:: Exercise details ::
From the data below, return all lines holding the string "Georgia".
---------- Data for analysis
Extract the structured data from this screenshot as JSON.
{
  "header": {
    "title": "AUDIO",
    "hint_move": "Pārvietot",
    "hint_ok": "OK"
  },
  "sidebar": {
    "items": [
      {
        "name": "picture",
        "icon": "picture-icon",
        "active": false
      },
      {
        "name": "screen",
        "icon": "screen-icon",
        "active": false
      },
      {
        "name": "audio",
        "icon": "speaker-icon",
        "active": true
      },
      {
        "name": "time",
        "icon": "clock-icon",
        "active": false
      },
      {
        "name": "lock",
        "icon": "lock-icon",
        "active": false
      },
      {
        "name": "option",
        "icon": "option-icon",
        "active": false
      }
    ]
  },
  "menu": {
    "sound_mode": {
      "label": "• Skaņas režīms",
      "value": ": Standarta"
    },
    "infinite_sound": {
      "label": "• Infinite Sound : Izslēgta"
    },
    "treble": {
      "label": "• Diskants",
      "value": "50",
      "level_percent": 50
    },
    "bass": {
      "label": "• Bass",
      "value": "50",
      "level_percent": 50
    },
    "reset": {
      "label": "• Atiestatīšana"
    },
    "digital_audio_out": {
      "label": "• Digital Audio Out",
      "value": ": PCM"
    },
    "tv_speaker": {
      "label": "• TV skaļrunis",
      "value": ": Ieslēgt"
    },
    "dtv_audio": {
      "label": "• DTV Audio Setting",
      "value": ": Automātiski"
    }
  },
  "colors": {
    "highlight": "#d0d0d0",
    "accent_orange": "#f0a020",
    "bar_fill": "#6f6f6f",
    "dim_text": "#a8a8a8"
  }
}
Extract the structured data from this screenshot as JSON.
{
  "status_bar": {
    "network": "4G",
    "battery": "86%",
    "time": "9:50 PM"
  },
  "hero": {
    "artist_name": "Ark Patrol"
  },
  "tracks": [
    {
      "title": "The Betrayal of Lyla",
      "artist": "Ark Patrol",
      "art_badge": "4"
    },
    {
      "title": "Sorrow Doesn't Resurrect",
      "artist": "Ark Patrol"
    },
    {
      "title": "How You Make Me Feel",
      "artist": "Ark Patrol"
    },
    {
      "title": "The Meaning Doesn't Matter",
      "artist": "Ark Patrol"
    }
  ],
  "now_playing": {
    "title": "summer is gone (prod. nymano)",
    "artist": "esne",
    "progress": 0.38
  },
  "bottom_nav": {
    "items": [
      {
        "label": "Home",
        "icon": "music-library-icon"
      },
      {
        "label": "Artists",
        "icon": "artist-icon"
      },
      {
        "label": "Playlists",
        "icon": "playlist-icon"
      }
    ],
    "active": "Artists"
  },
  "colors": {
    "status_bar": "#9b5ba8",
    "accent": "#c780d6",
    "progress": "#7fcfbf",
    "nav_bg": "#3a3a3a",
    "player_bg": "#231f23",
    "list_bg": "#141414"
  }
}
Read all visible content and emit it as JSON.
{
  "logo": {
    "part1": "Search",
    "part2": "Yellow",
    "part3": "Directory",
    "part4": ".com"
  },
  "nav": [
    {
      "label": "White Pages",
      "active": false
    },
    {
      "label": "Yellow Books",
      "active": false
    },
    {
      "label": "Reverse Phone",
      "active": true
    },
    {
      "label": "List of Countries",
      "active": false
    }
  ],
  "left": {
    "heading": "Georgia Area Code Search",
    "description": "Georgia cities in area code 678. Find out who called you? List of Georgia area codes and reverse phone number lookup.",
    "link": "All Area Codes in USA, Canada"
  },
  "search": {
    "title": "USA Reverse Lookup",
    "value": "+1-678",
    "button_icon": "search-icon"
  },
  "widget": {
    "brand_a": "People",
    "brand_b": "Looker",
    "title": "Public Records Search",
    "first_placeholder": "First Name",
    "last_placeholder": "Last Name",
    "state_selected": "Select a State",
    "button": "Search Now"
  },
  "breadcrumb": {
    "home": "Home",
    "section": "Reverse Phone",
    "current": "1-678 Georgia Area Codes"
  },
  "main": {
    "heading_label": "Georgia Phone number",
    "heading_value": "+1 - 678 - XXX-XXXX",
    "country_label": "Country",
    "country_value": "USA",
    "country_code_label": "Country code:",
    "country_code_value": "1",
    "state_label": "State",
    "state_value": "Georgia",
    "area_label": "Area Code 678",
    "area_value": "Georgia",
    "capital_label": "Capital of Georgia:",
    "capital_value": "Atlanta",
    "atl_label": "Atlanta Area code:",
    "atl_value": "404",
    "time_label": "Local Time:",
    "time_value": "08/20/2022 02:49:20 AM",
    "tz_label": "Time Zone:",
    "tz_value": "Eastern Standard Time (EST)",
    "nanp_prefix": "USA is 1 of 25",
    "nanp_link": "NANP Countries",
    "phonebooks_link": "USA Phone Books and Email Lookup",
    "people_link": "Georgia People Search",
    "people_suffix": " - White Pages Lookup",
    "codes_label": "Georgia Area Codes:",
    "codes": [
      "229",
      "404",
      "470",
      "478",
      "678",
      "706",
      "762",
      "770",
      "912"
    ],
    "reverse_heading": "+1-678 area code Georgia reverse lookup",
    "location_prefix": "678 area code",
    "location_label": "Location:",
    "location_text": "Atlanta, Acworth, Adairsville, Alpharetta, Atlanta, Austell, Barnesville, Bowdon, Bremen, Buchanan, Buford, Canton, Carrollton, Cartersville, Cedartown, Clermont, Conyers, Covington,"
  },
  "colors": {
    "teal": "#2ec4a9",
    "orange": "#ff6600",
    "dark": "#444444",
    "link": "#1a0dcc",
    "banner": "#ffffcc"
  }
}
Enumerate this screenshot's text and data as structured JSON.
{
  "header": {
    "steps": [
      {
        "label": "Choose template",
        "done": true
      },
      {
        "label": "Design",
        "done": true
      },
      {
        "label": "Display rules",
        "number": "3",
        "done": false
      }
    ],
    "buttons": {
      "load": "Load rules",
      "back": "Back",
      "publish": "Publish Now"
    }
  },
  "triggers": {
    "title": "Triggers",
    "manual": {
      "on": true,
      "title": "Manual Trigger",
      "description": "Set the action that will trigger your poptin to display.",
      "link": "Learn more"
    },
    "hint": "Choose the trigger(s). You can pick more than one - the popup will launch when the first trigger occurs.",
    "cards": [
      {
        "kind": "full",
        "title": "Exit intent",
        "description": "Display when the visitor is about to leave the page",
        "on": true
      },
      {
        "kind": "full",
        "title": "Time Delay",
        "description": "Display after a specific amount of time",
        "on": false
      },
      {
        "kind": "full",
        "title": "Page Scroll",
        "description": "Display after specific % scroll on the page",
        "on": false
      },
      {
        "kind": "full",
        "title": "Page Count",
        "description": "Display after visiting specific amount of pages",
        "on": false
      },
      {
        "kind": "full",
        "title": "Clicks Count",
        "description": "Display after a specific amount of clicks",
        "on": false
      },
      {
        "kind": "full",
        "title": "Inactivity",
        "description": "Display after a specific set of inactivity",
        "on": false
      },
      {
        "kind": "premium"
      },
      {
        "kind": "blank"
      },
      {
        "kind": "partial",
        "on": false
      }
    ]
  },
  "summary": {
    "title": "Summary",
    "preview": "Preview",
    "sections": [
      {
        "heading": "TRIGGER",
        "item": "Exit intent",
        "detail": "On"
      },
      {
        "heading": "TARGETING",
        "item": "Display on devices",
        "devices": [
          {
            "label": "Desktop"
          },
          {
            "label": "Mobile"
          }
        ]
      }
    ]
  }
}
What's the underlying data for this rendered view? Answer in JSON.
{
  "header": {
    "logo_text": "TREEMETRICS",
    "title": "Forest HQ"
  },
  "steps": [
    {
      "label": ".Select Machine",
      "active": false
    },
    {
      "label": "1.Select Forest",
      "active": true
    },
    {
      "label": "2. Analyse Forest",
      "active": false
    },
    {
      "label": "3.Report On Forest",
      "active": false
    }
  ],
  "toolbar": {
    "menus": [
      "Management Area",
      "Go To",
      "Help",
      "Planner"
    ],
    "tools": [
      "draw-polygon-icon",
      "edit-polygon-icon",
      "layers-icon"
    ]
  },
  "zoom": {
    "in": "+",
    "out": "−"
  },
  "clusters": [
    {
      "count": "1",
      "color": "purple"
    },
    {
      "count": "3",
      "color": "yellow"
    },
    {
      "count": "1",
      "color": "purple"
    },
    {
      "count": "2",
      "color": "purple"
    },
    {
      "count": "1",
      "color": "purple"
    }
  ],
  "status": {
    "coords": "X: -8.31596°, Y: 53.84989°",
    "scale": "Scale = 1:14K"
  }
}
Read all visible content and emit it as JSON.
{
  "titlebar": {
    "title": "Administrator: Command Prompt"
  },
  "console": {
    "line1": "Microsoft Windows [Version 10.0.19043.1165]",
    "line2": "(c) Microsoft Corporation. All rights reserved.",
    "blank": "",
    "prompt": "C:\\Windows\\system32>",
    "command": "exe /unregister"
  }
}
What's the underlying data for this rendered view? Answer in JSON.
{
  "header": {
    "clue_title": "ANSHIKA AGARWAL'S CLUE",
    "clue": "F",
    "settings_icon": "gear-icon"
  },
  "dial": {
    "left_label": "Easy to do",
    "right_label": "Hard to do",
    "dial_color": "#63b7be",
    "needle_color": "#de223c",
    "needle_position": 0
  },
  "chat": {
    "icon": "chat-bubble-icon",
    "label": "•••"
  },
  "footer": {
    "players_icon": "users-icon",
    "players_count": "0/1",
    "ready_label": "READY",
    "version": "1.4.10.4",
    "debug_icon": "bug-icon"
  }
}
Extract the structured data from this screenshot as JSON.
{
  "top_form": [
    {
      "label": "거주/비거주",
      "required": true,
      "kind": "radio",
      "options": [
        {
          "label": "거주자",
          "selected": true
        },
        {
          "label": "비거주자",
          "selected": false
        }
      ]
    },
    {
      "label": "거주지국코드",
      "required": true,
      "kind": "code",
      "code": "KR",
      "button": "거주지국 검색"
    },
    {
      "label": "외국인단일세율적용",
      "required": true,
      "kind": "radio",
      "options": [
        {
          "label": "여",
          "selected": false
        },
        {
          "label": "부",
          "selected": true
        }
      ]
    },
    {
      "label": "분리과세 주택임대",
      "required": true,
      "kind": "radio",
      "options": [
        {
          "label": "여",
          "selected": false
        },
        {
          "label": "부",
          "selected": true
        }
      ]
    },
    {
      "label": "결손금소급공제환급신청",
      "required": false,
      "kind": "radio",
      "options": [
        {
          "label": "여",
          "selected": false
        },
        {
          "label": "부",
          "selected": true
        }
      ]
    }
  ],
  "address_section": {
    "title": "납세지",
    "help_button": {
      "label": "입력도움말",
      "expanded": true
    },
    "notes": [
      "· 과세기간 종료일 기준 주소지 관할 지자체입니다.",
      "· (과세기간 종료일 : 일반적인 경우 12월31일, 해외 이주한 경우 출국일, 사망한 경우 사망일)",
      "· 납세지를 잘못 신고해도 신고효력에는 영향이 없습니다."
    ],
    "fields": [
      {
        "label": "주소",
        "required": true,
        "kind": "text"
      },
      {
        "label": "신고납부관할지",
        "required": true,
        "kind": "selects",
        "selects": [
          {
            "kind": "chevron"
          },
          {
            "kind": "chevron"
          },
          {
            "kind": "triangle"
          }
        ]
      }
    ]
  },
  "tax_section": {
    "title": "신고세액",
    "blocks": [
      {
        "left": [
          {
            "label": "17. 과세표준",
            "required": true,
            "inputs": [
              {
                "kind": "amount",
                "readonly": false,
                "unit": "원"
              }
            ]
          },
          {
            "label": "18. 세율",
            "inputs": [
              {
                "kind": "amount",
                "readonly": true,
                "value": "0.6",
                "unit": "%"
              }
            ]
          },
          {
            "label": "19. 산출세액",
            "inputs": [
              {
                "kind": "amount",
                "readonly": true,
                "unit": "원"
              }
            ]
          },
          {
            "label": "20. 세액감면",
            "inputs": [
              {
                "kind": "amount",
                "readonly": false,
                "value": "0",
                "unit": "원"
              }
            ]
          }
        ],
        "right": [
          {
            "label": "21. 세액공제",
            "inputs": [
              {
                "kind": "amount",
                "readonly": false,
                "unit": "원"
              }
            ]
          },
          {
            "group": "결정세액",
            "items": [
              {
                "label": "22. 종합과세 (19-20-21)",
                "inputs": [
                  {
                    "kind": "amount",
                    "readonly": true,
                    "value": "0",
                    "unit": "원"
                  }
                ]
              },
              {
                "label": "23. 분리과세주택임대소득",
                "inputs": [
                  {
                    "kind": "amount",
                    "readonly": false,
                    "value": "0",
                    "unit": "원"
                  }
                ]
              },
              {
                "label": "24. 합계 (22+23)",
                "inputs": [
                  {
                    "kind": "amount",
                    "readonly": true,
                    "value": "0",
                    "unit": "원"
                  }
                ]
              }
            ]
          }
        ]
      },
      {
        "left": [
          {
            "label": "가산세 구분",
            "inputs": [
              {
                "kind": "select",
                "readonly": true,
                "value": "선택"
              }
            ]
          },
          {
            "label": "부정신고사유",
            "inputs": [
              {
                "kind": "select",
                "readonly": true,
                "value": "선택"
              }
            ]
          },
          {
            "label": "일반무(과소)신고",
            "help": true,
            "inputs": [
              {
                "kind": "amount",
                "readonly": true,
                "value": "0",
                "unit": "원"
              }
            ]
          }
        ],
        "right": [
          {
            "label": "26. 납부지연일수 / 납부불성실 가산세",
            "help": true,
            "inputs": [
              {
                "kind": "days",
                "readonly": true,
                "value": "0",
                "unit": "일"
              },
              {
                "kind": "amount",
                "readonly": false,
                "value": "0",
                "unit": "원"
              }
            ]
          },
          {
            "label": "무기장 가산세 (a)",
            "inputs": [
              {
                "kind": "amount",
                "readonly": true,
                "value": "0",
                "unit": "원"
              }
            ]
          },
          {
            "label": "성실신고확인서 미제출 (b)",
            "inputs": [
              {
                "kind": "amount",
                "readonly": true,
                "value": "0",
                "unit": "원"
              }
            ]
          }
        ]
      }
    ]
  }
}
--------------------
:: Solution to the problem ::
    "heading": "Georgia Area Code Search",
    "description": "Georgia cities in area code 678. Find out who called you? List of Georgia area codes and reverse phone number lookup.",
    "current": "1-678 Georgia Area Codes"
    "heading_label": "Georgia Phone number",
    "state_value": "Georgia",
    "area_value": "Georgia",
    "capital_label": "Capital of Georgia:",
    "people_link": "Georgia People Search",
    "codes_label": "Georgia Area Codes:",
    "reverse_heading": "+1-678 area code Georgia reverse lookup",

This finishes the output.